#### [Task instructions]
Reproduce all of the data that follows, character for character.

[Items from an interface collection]
-- Opening Marker --
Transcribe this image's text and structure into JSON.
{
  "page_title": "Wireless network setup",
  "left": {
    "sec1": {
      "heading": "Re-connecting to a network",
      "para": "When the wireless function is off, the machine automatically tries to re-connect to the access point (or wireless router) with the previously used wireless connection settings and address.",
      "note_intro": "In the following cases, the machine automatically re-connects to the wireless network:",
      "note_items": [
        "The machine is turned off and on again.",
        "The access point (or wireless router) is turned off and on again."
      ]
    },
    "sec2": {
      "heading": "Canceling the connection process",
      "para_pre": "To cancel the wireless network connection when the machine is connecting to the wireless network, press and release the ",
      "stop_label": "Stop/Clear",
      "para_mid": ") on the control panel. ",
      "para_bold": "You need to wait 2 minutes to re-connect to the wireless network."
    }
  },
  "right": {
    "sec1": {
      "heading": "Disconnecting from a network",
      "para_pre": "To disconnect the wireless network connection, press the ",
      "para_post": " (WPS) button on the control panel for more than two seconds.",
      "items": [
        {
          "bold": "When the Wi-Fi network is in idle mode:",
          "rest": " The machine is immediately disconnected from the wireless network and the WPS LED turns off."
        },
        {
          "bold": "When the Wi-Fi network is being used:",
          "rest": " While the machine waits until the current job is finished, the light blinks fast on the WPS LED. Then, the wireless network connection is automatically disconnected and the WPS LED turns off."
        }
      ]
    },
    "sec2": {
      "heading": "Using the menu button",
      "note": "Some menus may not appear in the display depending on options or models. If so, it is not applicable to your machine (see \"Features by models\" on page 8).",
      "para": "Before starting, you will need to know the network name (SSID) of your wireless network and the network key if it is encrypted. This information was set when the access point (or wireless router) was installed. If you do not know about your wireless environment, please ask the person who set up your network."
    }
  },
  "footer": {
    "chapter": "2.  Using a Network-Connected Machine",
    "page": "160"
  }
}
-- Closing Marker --
#### [Exercise result]
Transcribe this image's text and structure into JSON.
{
  "page_title": "Wireless network setup",
  "left": {
    "sec1": {
      "heading": "Re-connecting to a network",
      "para": "When the wireless function is off, the machine automatically tries to re-connect to the access point (or wireless router) with the previously used wireless connection settings and address.",
      "note_intro": "In the following cases, the machine automatically re-connects to the wireless network:",
      "note_items": [
        "The machine is turned off and on again.",
        "The access point (or wireless router) is turned off and on again."
      ]
    },
    "sec2": {
      "heading": "Canceling the connection process",
      "para_pre": "To cancel the wireless network connection when the machine is connecting to the wireless network, press and release the ",
      "stop_label": "Stop/Clear",
      "para_mid": ") on the control panel. ",
      "para_bold": "You need to wait 2 minutes to re-connect to the wireless network."
    }
  },
  "right": {
    "sec1": {
      "heading": "Disconnecting from a network",
      "para_pre": "To disconnect the wireless network connection, press the ",
      "para_post": " (WPS) button on the control panel for more than two seconds.",
      "items": [
        {
          "bold": "When the Wi-Fi network is in idle mode:",
          "rest": " The machine is immediately disconnected from the wireless network and the WPS LED turns off."
        },
        {
          "bold": "When the Wi-Fi network is being used:",
          "rest": " While the machine waits until the current job is finished, the light blinks fast on the WPS LED. Then, the wireless network connection is automatically disconnected and the WPS LED turns off."
        }
      ]
    },
    "sec2": {
      "heading": "Using the menu button",
      "note": "Some menus may not appear in the display depending on options or models. If so, it is not applicable to your machine (see \"Features by models\" on page 8).",
      "para": "Before starting, you will need to know the network name (SSID) of your wireless network and the network key if it is encrypted. This information was set when the access point (or wireless router) was installed. If you do not know about your wireless environment, please ask the person who set up your network."
    }
  },
  "footer": {
    "chapter": "2.  Using a Network-Connected Machine",
    "page": "160"
  }
}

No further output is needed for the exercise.